"The annual ghost orchid bloom is a reminder of the beauty and uniqueness of the bald cypress forest at the Sanctuary," said Sanctuary director Lisa Korte, Ph.D., "The Naples community came together to save this special forest from logging in 1954 and it continues to surprise and delight us each year. We hope that today’s efforts to protect natural resources at the Sanctuary will benefit future generations," she added.
In 2019, the orchid bloomed from June 27 through September 27, with a maximum number of eight flowers at one time. While the Sanctuary remains closed, we hope to re-open in July, leaving visitors plenty of time to see the famous flower.
Corkscrew Swamp Sanctuary’s unique wetland ecosystem makes the growth of this rare orchid possible. Sanctuary staff and partners published a groundbreaking scientific paper detailing ghost orchid pollination in 2019 and highlighted the increased risk for ghost orchids at the Sanctuary as a result of water loss from regional land-use changes. The paper notes: “Small and large scale wetland restoration projects within the Greater Everglades can help maintain and restore climatic stability for both ghost orchids and their hawkmoth pollinators.”

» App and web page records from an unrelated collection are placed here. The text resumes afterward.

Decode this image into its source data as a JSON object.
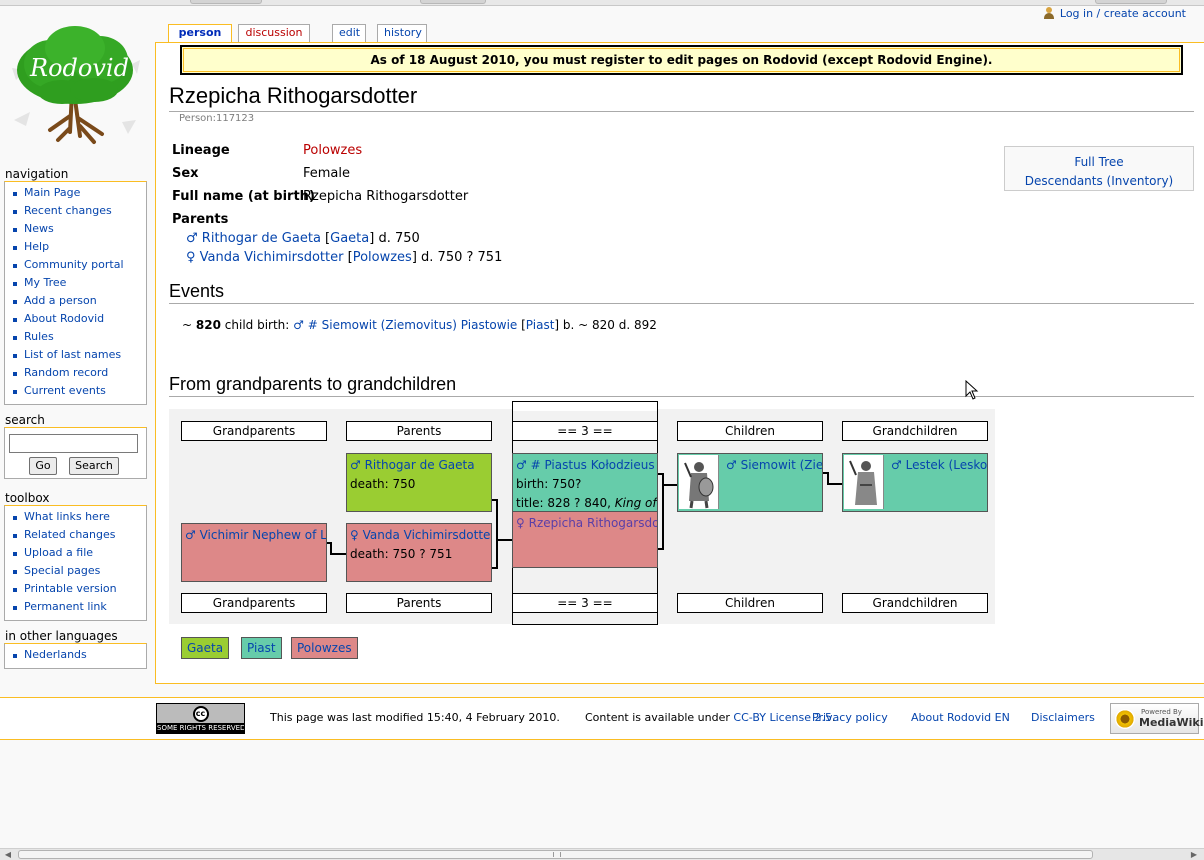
{
  "personal_tools": {
    "login": "Log in / create account"
  },
  "logo": {
    "text": "Rodovid"
  },
  "tabs": {
    "person": "person",
    "discussion": "discussion",
    "edit": "edit",
    "history": "history"
  },
  "sitenotice": "As of 18 August 2010, you must register to edit pages on Rodovid (except Rodovid Engine).",
  "page": {
    "title": "Rzepicha Rithogarsdotter",
    "subtitle": "Person:117123",
    "info": {
      "lineage_label": "Lineage",
      "lineage_value": "Polowzes",
      "sex_label": "Sex",
      "sex_value": "Female",
      "fullname_label": "Full name (at birth)",
      "fullname_value": "Rzepicha Rithogarsdotter",
      "parents_label": "Parents"
    },
    "parents": [
      {
        "symbol": "♂",
        "name": "Rithogar de Gaeta",
        "lineage": "Gaeta",
        "dates": "d. 750"
      },
      {
        "symbol": "♀",
        "name": "Vanda Vichimirsdotter",
        "lineage": "Polowzes",
        "dates": "d. 750 ? 751"
      }
    ],
    "fulltree": {
      "full_tree": "Full Tree",
      "descendants": "Descendants (Inventory)"
    },
    "events_heading": "Events",
    "event": {
      "year_prefix": "~",
      "year": "820",
      "type": "child birth:",
      "symbol": "♂",
      "person": "# Siemowit (Ziemovitus) Piastowie",
      "lineage": "Piast",
      "dates": "b. ~ 820 d. 892"
    },
    "tree_heading": "From grandparents to grandchildren"
  },
  "tree": {
    "headers": [
      "Grandparents",
      "Parents",
      "== 3 ==",
      "Children",
      "Grandchildren"
    ],
    "boxes": {
      "rithogar": {
        "symbol": "♂",
        "name": "Rithogar de Gaeta",
        "line2": "death: 750"
      },
      "vanda": {
        "symbol": "♀",
        "name": "Vanda Vichimirsdotter",
        "line2": "death: 750 ? 751"
      },
      "vichimir": {
        "symbol": "♂",
        "name": "Vichimir Nephew of Le"
      },
      "piastus": {
        "symbol": "♂",
        "name": "# Piastus Kołodzieus",
        "line2": "birth: 750?",
        "line3a": "title: 828 ? 840, ",
        "line3b": "King of"
      },
      "rzepicha": {
        "symbol": "♀",
        "name": "Rzepicha Rithogarsdo"
      },
      "siemowit": {
        "symbol": "♂",
        "name": "Siemowit (Zien"
      },
      "lestek": {
        "symbol": "♂",
        "name": "Lestek (Lesko"
      }
    }
  },
  "lineages": [
    {
      "name": "Gaeta",
      "color": "#9acd32"
    },
    {
      "name": "Piast",
      "color": "#66ccaa"
    },
    {
      "name": "Polowzes",
      "color": "#dd8888"
    }
  ],
  "sidebar": {
    "navigation_title": "navigation",
    "navigation": [
      "Main Page",
      "Recent changes",
      "News",
      "Help",
      "Community portal",
      "My Tree",
      "Add a person",
      "About Rodovid",
      "Rules",
      "List of last names",
      "Random record",
      "Current events"
    ],
    "search_title": "search",
    "search_go": "Go",
    "search_search": "Search",
    "toolbox_title": "toolbox",
    "toolbox": [
      "What links here",
      "Related changes",
      "Upload a file",
      "Special pages",
      "Printable version",
      "Permanent link"
    ],
    "languages_title": "in other languages",
    "languages": [
      "Nederlands"
    ]
  },
  "footer": {
    "cc_badge": "SOME RIGHTS RESERVED",
    "cc_mark": "cc",
    "modified": "This page was last modified 15:40, 4 February 2010.",
    "content_prefix": "Content is available under ",
    "license": "CC-BY License 2.5",
    "license_suffix": ".",
    "privacy": "Privacy policy",
    "about": "About Rodovid EN",
    "disclaimers": "Disclaimers",
    "mw_small": "Powered By",
    "mw_big": "MediaWiki"
  }
}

Audubon’s Corkscrew Swamp Sanctuary, a Ramsar Wetland of International Importance and a Wetland of Distinction recognized by the Society of Wetland Scientists, has been an Audubon-protected site for more than 100 years. It protects over 13,000 acres, including the world’s largest remaining, old-growth bald cypress forest. An estimated 100,000 visitors annually explore the Sanctuary’s 2.25 miles of boardwalk through an ancient forest, marsh, and upland habitats.